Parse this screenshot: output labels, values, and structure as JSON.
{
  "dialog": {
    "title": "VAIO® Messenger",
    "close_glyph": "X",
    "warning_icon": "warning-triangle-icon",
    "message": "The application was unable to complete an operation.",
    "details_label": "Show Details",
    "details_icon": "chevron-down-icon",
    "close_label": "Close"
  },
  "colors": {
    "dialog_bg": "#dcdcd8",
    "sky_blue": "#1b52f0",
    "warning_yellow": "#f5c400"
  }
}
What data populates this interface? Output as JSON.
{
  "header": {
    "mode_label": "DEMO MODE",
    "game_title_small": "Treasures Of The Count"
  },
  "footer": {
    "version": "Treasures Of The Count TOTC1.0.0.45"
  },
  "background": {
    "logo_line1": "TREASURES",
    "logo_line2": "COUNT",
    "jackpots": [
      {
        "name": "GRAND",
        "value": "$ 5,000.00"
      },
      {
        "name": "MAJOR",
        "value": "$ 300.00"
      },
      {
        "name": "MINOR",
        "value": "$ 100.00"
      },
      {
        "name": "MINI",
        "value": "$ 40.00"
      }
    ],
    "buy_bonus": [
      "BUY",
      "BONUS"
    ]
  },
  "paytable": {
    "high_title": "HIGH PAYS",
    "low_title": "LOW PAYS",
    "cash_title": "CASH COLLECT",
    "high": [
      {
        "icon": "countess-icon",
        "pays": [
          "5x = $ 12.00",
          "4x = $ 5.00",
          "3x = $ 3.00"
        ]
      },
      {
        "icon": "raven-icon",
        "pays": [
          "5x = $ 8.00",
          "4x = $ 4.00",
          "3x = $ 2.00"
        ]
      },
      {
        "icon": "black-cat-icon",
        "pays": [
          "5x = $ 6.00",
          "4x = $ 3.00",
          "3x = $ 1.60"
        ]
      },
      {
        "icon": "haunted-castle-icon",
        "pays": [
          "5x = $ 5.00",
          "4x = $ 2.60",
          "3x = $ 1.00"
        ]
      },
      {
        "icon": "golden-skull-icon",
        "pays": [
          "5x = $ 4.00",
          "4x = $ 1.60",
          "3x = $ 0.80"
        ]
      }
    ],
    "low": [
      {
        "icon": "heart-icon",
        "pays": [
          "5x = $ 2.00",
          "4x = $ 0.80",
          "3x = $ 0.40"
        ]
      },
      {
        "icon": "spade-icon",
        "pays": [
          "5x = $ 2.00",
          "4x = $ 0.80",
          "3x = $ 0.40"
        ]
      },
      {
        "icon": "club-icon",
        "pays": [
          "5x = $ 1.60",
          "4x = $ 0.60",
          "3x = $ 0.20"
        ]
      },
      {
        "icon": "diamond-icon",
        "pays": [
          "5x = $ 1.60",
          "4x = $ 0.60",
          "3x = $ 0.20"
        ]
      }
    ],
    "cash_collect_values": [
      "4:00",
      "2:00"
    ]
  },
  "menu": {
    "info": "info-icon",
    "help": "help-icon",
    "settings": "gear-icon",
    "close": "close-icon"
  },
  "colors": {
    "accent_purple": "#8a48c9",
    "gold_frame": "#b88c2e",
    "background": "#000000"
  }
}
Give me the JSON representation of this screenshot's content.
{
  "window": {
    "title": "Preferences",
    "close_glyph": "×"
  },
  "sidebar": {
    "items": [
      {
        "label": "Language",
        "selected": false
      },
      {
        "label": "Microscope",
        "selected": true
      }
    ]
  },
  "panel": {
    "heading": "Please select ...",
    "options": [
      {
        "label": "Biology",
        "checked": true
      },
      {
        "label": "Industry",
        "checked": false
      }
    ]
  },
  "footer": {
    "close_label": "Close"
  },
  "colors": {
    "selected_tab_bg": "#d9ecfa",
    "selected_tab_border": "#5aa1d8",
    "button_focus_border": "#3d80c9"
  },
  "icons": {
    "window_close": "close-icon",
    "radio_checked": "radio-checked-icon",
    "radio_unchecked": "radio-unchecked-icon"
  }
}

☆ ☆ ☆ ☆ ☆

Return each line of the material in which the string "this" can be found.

> COMPLETED EXERCISE
Parse this screenshot: output labels, values, and structure as JSON.
What data populates this interface? Output as JSON.
Give me the JSON representation of this screenshot's content.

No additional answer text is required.